= Beginning of Section =

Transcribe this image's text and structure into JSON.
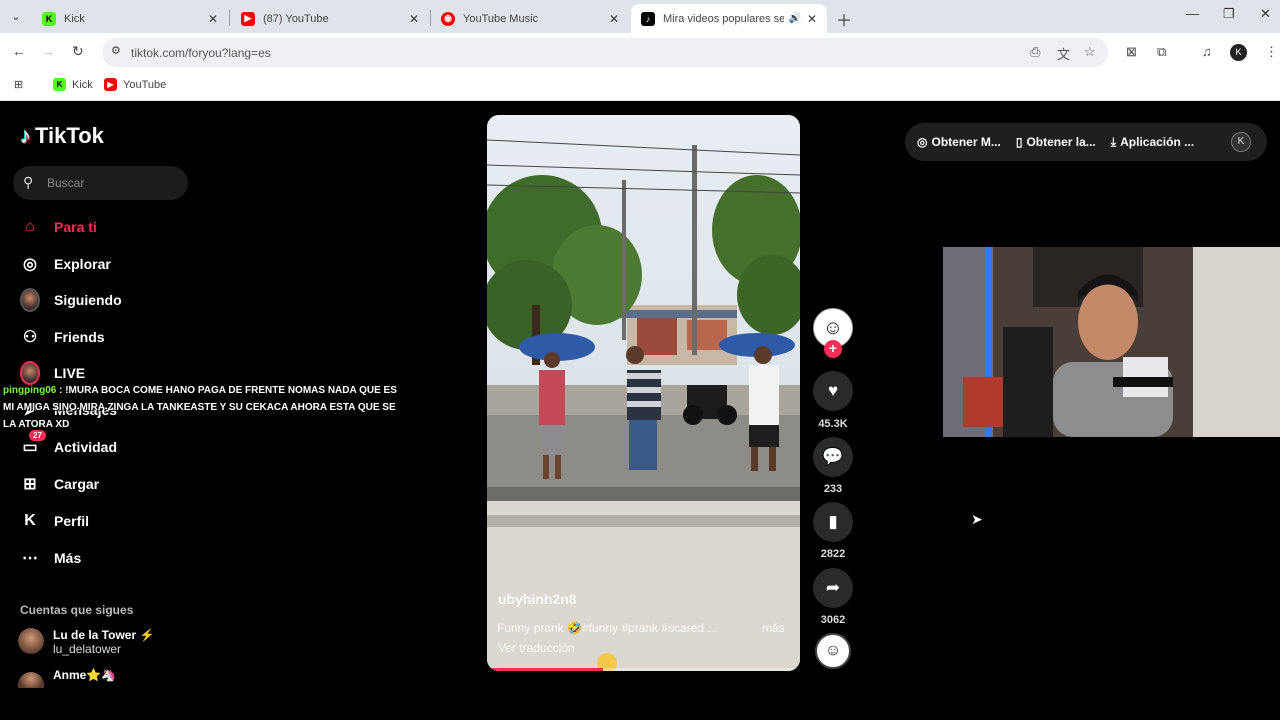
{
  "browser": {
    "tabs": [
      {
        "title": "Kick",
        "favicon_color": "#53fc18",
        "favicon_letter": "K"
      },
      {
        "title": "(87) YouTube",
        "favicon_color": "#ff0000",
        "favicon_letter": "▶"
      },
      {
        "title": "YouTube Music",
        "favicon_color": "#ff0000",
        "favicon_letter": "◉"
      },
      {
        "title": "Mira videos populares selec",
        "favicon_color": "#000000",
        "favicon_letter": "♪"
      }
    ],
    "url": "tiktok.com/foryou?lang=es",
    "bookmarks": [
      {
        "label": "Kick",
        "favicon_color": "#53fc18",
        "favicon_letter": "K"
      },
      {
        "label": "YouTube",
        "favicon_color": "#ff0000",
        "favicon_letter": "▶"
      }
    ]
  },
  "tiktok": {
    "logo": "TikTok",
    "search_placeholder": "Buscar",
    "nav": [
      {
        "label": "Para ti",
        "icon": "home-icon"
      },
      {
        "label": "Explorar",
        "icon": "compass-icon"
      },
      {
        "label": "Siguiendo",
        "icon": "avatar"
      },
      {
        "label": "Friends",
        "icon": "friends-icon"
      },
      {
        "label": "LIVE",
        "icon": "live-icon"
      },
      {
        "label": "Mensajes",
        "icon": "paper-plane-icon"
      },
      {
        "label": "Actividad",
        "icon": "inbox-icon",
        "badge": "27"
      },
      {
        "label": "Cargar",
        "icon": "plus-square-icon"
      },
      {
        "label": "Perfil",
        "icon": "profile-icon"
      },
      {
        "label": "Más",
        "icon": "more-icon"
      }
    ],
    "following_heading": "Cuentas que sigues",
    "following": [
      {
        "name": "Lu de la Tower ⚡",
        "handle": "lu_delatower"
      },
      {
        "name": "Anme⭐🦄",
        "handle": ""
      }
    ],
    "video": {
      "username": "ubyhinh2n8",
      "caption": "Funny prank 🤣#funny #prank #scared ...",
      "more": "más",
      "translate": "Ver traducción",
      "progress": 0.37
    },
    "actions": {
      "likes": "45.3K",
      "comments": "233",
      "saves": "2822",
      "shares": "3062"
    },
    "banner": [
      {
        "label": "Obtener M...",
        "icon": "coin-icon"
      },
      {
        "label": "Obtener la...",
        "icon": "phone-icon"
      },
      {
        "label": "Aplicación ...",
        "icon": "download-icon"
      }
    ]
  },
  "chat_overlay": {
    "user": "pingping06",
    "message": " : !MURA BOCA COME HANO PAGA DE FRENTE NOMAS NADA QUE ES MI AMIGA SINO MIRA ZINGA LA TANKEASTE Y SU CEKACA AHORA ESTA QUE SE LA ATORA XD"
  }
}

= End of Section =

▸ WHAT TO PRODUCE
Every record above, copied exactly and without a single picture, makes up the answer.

▸ SOLVED EXERCISE
Transcribe this image's text and structure into JSON.
{
  "browser": {
    "tabs": [
      {
        "title": "Kick",
        "favicon_color": "#53fc18",
        "favicon_letter": "K"
      },
      {
        "title": "(87) YouTube",
        "favicon_color": "#ff0000",
        "favicon_letter": "▶"
      },
      {
        "title": "YouTube Music",
        "favicon_color": "#ff0000",
        "favicon_letter": "◉"
      },
      {
        "title": "Mira videos populares selec",
        "favicon_color": "#000000",
        "favicon_letter": "♪"
      }
    ],
    "url": "tiktok.com/foryou?lang=es",
    "bookmarks": [
      {
        "label": "Kick",
        "favicon_color": "#53fc18",
        "favicon_letter": "K"
      },
      {
        "label": "YouTube",
        "favicon_color": "#ff0000",
        "favicon_letter": "▶"
      }
    ]
  },
  "tiktok": {
    "logo": "TikTok",
    "search_placeholder": "Buscar",
    "nav": [
      {
        "label": "Para ti",
        "icon": "home-icon"
      },
      {
        "label": "Explorar",
        "icon": "compass-icon"
      },
      {
        "label": "Siguiendo",
        "icon": "avatar"
      },
      {
        "label": "Friends",
        "icon": "friends-icon"
      },
      {
        "label": "LIVE",
        "icon": "live-icon"
      },
      {
        "label": "Mensajes",
        "icon": "paper-plane-icon"
      },
      {
        "label": "Actividad",
        "icon": "inbox-icon",
        "badge": "27"
      },
      {
        "label": "Cargar",
        "icon": "plus-square-icon"
      },
      {
        "label": "Perfil",
        "icon": "profile-icon"
      },
      {
        "label": "Más",
        "icon": "more-icon"
      }
    ],
    "following_heading": "Cuentas que sigues",
    "following": [
      {
        "name": "Lu de la Tower ⚡",
        "handle": "lu_delatower"
      },
      {
        "name": "Anme⭐🦄",
        "handle": ""
      }
    ],
    "video": {
      "username": "ubyhinh2n8",
      "caption": "Funny prank 🤣#funny #prank #scared ...",
      "more": "más",
      "translate": "Ver traducción",
      "progress": 0.37
    },
    "actions": {
      "likes": "45.3K",
      "comments": "233",
      "saves": "2822",
      "shares": "3062"
    },
    "banner": [
      {
        "label": "Obtener M...",
        "icon": "coin-icon"
      },
      {
        "label": "Obtener la...",
        "icon": "phone-icon"
      },
      {
        "label": "Aplicación ...",
        "icon": "download-icon"
      }
    ]
  },
  "chat_overlay": {
    "user": "pingping06",
    "message": " : !MURA BOCA COME HANO PAGA DE FRENTE NOMAS NADA QUE ES MI AMIGA SINO MIRA ZINGA LA TANKEASTE Y SU CEKACA AHORA ESTA QUE SE LA ATORA XD"
  }
}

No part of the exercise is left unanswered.